1257.29 ± 0.322 ± 0.048QH0.99
1357.29 ± 0.322 ± 0.022QH1.00
1457.29 ± 0.322 ± 0.010QH1.00
1557.29 ± 0.322 ± 0.0045QH1.00
18183.31 ± 7.0QH0.94
19183.31 ± 4.5QH0.98
20183.31 ± 3.0QH0.99
21183.31 ± 1.8QH0.99
22183.31 ± 1.0QH0.99
Table 2. Quantitative comparative analysis of DWF map and CERA SSH product.
Table 2. Quantitative comparative analysis of DWF map and CERA SSH product.
Area (ha)
Area (%)
Area (ha)
Area (%)
Area (ha)
Area (%)
Area (ha)
Area (%)
Note—‘No’ represents the five classified regions after generating WF difference map. ‘Area (ha)’ and ‘Area (%)’ refer to the flood area in each region and its corresponding flood portion, respectively. ‘HWMs’ and ‘HWMs (%)’ refers to the count of HWM buffer zones overlapping with DWF map and/or CERA SSH product, respectively.

Share and Cite

MDPI and ACS Style

Li, X.; Cummings, A.R.; Alruzuq, A.R.; Matyas, C.J.; Amanambu, A.C. Combining Water Fraction and DEM-Based Methods to Create a Coastal Flood Map: A Case Study of Hurricane Harvey. ISPRS Int. J. Geo-Inf. 2019, 8, 231.

AMA Style

Li X, Cummings AR, Alruzuq AR, Matyas CJ, Amanambu AC. Combining Water Fraction and DEM-Based Methods to Create a Coastal Flood Map: A Case Study of Hurricane Harvey. ISPRS International Journal of Geo-Information. 2019; 8(5):231.

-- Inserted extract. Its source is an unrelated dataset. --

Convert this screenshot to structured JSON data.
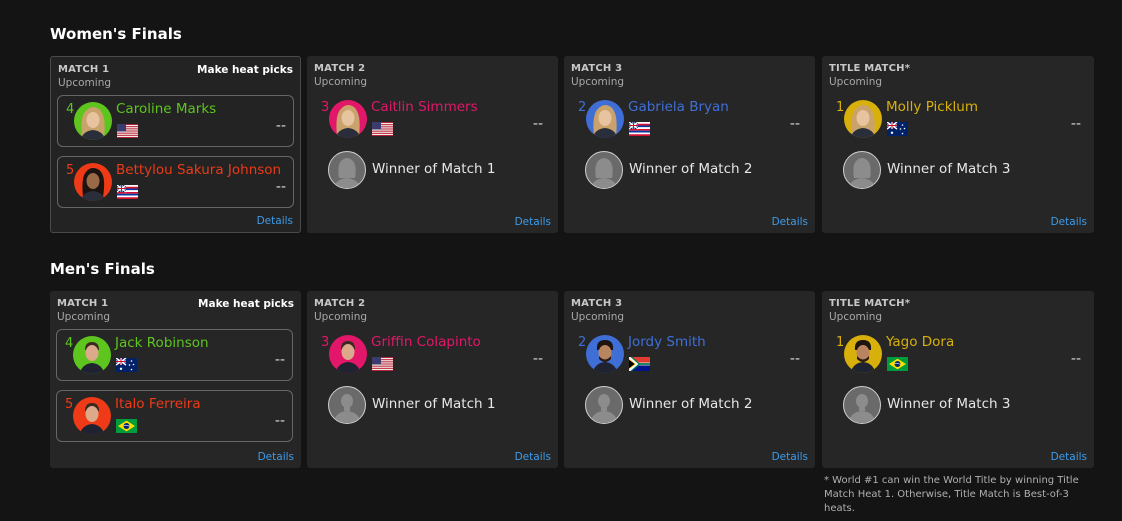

Chicago/Turabian Style

Li, Xiaoxuan, Anthony R. Cummings, Ali Rashed Alruzuq, Corene J. Matyas, and Amobichukwu Chukwudi Amanambu. 2019. "Combining Water Fraction and DEM-Based Methods to Create a Coastal Flood Map: A Case Study of Hurricane Harvey" ISPRS International Journal of Geo-Information 8, no. 5: 231.

Note that from the first issue of 2016, this journal uses article numbers instead of page numbers. See further details here.

Article Metrics

Back to TopTop